We can rarely predict from whence our 15 minutes of fame will arise, and I certainly did not expect Alaska Airlines inflight magazine would be featuring my greywater work. But I’m glad to get even a few small words out about greywater and ecological design to thousands of captive passengers at 30,000 feet. I am interviewed, albeit briefly, in an article about the design/build philosophy that features many great folks from the Yestermorrow community, including Matt Wolpe of Just Fine Design/Build, whose creativity, productivity, and social engagement totally inspires me.
My part of the article, authored by Joe Follansbee, goes something like this:
While conventional architects or builders may walk a site several times and figure out a way to shape the site to the context, some design-build advocates will study the site’s ecology, including the flow of water in and around the site, and the microclimates created by climate and vegetation.
That’s the attitude of Malena Marvin, an outdoor educator and consultant who also designs gray water systems in Ashland, Oregon. “Gray water” is used water from sinks, showers, and baths that is clean enough for other purposes, primarily irrigation.

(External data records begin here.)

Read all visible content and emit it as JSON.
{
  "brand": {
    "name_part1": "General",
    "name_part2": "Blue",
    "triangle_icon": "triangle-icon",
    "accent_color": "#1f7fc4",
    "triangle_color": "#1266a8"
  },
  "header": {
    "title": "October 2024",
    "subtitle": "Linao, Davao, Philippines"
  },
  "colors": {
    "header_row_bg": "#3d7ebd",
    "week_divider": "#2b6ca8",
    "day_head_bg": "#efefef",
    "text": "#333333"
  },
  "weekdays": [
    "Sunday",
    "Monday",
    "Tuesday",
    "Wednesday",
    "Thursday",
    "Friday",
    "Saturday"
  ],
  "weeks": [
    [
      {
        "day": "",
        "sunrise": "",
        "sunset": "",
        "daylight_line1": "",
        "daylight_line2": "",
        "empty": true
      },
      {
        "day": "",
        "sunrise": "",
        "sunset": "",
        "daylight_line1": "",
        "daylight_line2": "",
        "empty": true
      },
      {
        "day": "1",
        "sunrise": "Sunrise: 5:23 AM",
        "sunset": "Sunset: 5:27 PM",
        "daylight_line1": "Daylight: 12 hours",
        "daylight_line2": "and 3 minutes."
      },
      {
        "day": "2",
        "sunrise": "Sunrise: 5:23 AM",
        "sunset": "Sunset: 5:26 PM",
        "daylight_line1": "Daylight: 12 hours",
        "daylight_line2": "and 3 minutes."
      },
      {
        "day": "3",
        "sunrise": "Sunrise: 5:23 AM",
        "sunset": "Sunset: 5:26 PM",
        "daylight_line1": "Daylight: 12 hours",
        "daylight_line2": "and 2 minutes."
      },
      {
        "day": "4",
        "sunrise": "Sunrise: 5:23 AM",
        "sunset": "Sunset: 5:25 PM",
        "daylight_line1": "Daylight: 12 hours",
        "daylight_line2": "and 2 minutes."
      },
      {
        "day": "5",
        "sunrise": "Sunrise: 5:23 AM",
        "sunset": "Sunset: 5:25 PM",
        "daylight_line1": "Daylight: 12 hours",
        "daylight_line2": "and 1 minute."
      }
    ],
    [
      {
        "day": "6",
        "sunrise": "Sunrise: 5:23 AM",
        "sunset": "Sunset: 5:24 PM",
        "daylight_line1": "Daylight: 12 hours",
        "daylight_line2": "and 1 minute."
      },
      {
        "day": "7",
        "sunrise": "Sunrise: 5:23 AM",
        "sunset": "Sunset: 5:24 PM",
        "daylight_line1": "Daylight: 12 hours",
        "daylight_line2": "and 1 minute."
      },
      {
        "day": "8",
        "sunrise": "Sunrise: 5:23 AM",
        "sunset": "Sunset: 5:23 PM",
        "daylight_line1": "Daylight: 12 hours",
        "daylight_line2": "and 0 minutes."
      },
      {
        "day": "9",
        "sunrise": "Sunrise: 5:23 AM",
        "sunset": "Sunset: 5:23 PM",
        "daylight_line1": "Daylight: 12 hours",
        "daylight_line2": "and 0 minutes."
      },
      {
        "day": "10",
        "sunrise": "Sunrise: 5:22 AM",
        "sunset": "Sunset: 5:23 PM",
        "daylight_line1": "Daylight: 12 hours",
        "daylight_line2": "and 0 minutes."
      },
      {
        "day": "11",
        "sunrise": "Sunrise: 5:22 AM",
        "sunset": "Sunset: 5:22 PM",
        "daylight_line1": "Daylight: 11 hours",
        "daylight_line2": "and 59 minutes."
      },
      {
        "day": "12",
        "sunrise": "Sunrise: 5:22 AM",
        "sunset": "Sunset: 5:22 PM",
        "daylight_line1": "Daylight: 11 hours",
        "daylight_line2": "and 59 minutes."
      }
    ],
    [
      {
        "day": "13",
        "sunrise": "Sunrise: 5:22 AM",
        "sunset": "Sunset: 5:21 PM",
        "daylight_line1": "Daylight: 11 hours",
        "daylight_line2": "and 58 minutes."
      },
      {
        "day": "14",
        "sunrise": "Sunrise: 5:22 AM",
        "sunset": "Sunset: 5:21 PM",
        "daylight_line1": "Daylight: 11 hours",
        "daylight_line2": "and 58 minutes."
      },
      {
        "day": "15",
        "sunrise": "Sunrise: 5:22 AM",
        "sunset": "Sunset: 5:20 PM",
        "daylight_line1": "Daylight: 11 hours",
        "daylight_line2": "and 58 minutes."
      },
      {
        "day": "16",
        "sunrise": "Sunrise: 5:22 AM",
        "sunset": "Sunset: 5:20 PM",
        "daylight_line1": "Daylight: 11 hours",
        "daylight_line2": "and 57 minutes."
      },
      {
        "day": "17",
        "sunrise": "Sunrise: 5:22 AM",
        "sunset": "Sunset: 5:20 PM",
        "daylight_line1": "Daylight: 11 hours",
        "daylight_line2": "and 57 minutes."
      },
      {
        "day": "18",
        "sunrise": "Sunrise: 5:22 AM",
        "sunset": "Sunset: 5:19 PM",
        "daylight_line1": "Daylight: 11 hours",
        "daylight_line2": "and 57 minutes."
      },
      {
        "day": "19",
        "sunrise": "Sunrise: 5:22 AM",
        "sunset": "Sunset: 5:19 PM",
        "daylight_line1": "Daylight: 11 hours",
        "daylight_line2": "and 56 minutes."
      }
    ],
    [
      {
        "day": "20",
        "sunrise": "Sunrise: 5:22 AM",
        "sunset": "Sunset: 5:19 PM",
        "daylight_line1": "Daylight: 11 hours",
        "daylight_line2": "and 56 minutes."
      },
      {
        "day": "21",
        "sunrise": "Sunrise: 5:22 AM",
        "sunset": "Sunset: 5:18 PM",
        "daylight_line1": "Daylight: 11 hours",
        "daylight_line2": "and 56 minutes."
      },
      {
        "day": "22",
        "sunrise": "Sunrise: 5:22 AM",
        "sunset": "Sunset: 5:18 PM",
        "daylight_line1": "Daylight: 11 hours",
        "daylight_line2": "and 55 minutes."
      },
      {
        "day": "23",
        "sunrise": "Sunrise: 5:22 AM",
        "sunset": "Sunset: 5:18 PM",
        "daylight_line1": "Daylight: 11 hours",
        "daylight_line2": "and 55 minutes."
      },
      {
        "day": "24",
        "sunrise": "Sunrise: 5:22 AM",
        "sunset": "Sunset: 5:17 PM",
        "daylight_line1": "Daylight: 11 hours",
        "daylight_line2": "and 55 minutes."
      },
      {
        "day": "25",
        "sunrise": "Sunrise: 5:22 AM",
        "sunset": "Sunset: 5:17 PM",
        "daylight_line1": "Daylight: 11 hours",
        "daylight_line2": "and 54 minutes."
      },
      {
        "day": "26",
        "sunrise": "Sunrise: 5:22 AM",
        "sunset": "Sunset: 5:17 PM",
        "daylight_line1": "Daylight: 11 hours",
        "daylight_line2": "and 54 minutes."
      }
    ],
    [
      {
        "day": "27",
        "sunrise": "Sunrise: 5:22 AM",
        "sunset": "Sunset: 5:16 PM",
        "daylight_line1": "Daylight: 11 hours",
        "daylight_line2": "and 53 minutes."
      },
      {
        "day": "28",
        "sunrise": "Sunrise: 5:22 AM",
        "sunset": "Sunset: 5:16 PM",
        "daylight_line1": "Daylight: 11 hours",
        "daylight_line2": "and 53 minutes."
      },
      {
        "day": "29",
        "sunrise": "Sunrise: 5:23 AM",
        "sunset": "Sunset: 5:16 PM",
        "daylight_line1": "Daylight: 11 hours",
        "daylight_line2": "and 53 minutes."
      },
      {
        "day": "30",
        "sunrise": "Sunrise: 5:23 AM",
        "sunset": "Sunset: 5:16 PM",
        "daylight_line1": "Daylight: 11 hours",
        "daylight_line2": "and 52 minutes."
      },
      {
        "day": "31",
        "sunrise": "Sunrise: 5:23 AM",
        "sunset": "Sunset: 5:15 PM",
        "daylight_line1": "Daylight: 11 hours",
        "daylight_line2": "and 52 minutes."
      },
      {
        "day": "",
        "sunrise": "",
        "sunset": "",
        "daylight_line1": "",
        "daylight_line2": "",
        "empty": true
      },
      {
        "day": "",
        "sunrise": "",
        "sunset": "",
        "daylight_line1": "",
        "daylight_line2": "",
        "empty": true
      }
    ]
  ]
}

Marvin advocates for a detailed analysis of the site, down to the soil type and climate patterns. Ideally, a good structural design has little impact on the environment, and may even enhance local natural processes.
Furthermore, Marvin argues that architects should spend as much time as possible outdoors. “We need people who are ecologically fluent, which has to be learned outside,” she says.